The OECD’s report looked at a number of factors to determine how well countries are preparing their citizens for adulthood. In addition to looking at test scores in reading, math and science, the organization also considered measures of graduation rates, employment and earnings.
On all of those measures, the U.S. fell somewhere in the middle of the pack. The country did better on some measures than others: For instance, it ranked 14th in employment and earnings, but just 30th in graduation rates.
Nevada ranks poorly in terms of educational attainment, with only about 21 percent of adults 25 and older holding a bachelor’s degree. This ranks the state 47th in the nation, ahead of only Louisiana, Arkansas, Mississippi, West Virginia, and Kentucky. Nevada does somewhat better when it comes to high school graduation rates. The state ranks 35th in the nation, with about 83 percent of high school students graduating on time. This is still below the national average, however.
How Nevada Compares
It’s no secret that the education system in the United States could use some improvement in comparison to other developed countries. So where does Nevada specifically rank when it comes to education? Here’s a quick rundown of how Nevada compares.
In the United States, there is much discussion about how well the education system is doing. The simple answer is that it depends on where you look. Each state has its own strengths and weaknesses when it comes to education, and comparing them can be difficult. However, looking at national rankings can give you a general idea of how each state measures up.
As of 2019, Nevada ranks 33rd in the nation for education. This is a significant improvement from previous years, but there is still room for improvement. The states that rank above Nevada tend to have a few things in common. They often have higher per-pupil spending, lower class sizes, and higher test scores.
Nevada has made strides in recent years to improve its educational system, but there is still work to be done. Comparing the state to others can be helpful in determining where improvements need to be made.
In order to find out how Nevada compares to other states in education, we looked at a variety of measures.
On the 2019 National Assessment of Educational Progress (NAEP), a standardized test given to fourth and eighth graders, Nevada fourth graders ranked 40th in math and 39th in reading. Eighth graders fared slightly better, ranking 38th in math and 37th in reading.
As for high school graduation rates, Nevada improved from 75.2% in 2010-2011 to 82.7% in 2017-2018, according to the most recent data from the National Center for Education Statistics. This ranks Nevada 28th in the nation.
Looking at postsecondary education, 29.1% of Nevadans aged 25 and over had a bachelor’s degree or higher as of 2018, according to the U.S. Census Bureau’s American Community Survey. This ranks Nevada 32nd in the nation.
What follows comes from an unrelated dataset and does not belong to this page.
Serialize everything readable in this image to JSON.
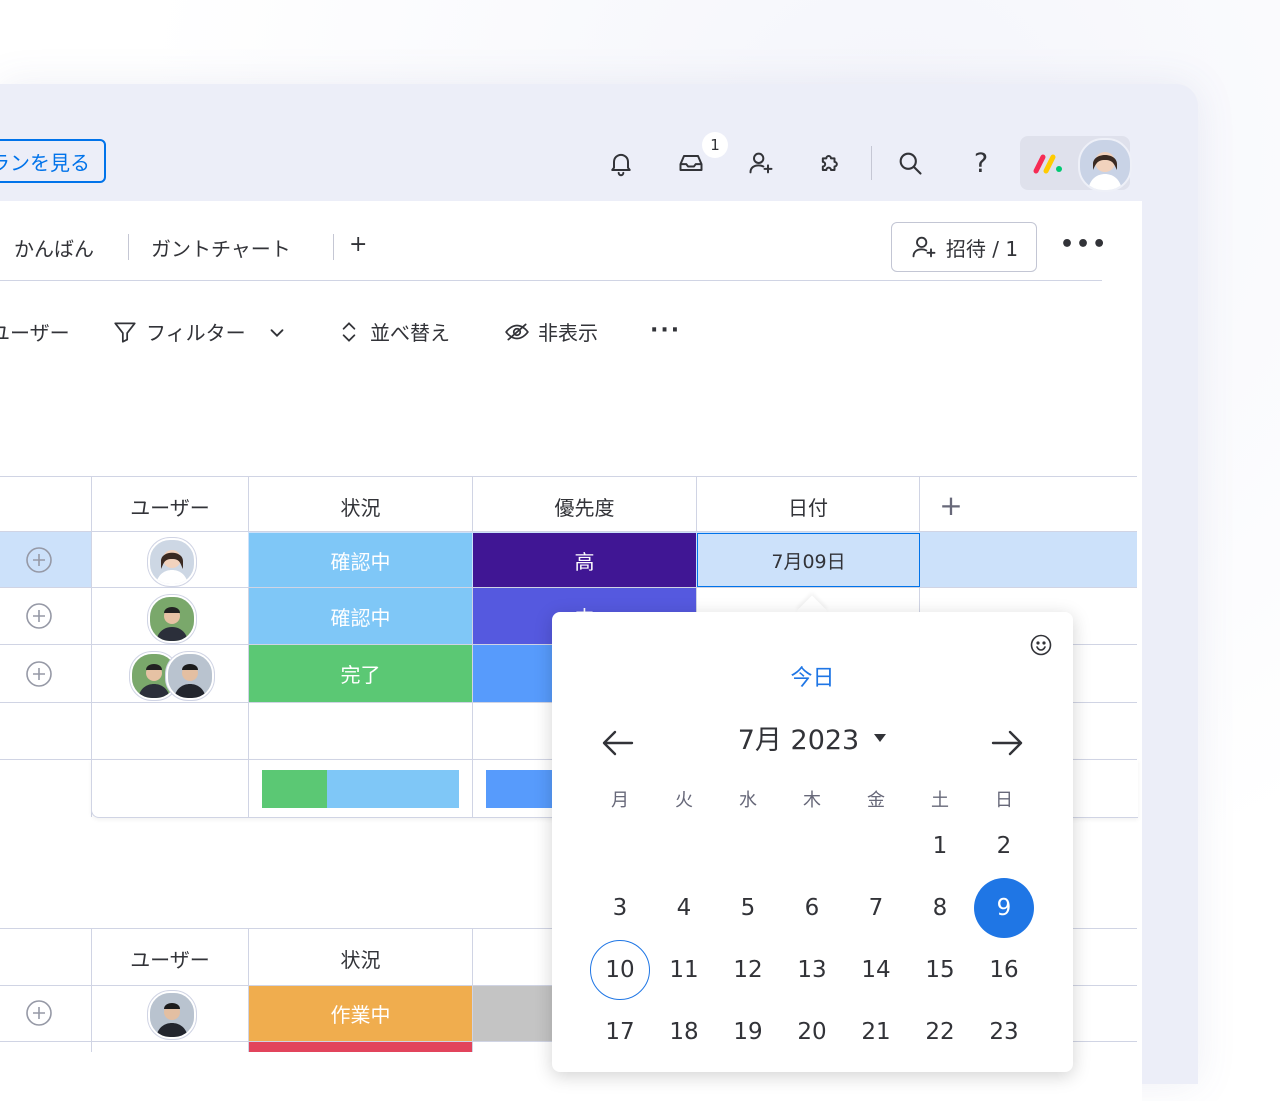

So overall, Nevada ranks somewhere in the middle compared to other states when it comes to Education. There is room for improvement, but Nevada is moving in the right direction.
In conclusion, Nevada has a lot of room for improvement when it comes to education. The state ranks near the bottom in several important categories, including high school graduation rates and test scores. However, there are also some bright spots, such as the state’s strong performance in early childhood education.Nevada will need to continue to invest in its education system if it wants to compete for businesses and jobs in the future.